A: I think that can happen - normally you see Twombly in a very sterile or very clean-cut architectural space on his own. I think this is probably very good for those who want to push Twombly into the limelight as well because you're showing him next to one of the great Old Masters, but I think you have to be selected, you have to curate it. I think this had to be a curated show, it's not a show that the artist, Twombly, would have put on himself, and it's probably thanks to the friendship he had wit the curator that it ever happened. Some artists refuse to be seen next to a great old master, because they're petrified to do so and others are more confidant, like Lucien Freud - we had a Freud show once in the gallery and his work was interspersed in the space - you'd be looking at an Old Master and suddenly Freud would pop out on the wall, so there are different ways of doing it. The reason I liked the Twombly / Poussin exhibition was that it wasn't an obvious visual connection and therefore you had to really search longer and the rewards were greater, where maybe with Turner and Twombly it's visually more obvious and though it may be very beautiful at first, it may get repetitive, whereas with Poussin it was surprisingly rich. What was so good about this exhibition was that they both had these themes that they worked on throughout their careers.

Q: Which for you was the most interesting juxtaposition and why?

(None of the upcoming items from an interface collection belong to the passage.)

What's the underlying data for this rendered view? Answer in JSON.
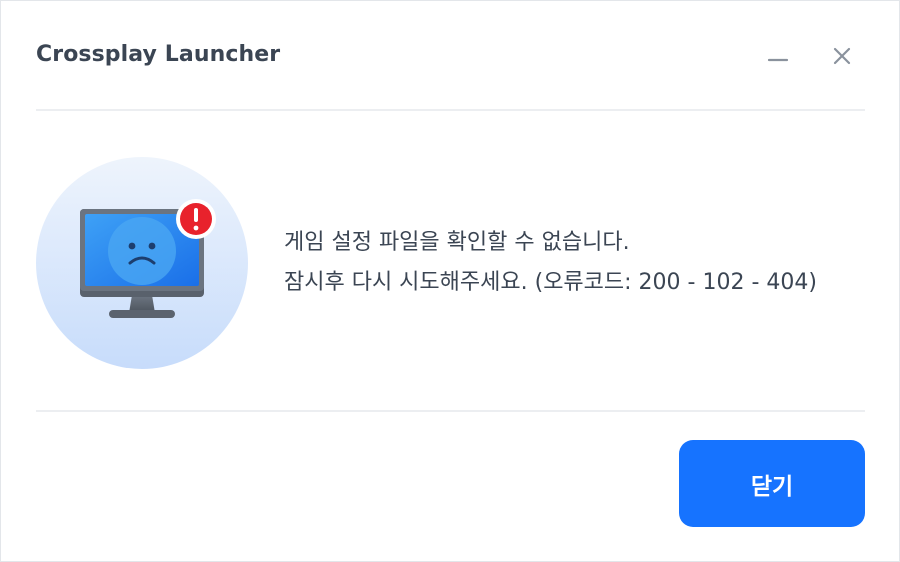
{
  "window": {
    "title": "Crossplay Launcher",
    "minimize_icon": "minimize-icon",
    "close_icon": "close-icon"
  },
  "illustration": {
    "icon": "sad-monitor-icon",
    "badge_icon": "alert-badge-icon",
    "badge_text": "!"
  },
  "message": {
    "line1": "게임 설정 파일을 확인할 수 없습니다.",
    "line2": "잠시후 다시 시도해주세요. (오류코드: 200 - 102 - 404)"
  },
  "footer": {
    "close_label": "닫기"
  },
  "colors": {
    "accent": "#1673ff",
    "text": "#3b4553",
    "alert": "#e8222c",
    "divider": "#eceef1"
  }
}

A: Coming in, I love seeing Twombly's sculpture next to the Poussin's Landscape With Travellers Resting: A Roman Road (1648), where you've got blocks of stone in the composition. Poussin was interested in using shapes and orifices and space as a way of expressing something. There's something very funerary in Poussin's compositions - it's a very spiritual painting, even though it's just a landscape with a road and people on the side of it. There's something very special about that picture and seeing the sculpture by Twombly (Pasargarde (1994)) next to it brought out aspects of that painting that worked for me.

Q: Finally, which was your "top Twombly" and what was your "top Poussin" in the show?

A: My favourite Cy Twombly painting was by far the Hero and Leandro, which I found very sensual - the pinks he uses are very feminine as well and there's a sense of being washed away as well through the movement of the painting you can feel Leander being pulled away and drowning - the narrative is there, even if it's being treated in a very abstract way. And tha'st in front of our two sensual Poussins that are about Love (Rinaldo and Armida (1628-30) and Venus and Mercury (1626-27)) - where Poussin is trying to explain what Love is in his composition. I think that's one of the nicest rooms, actually.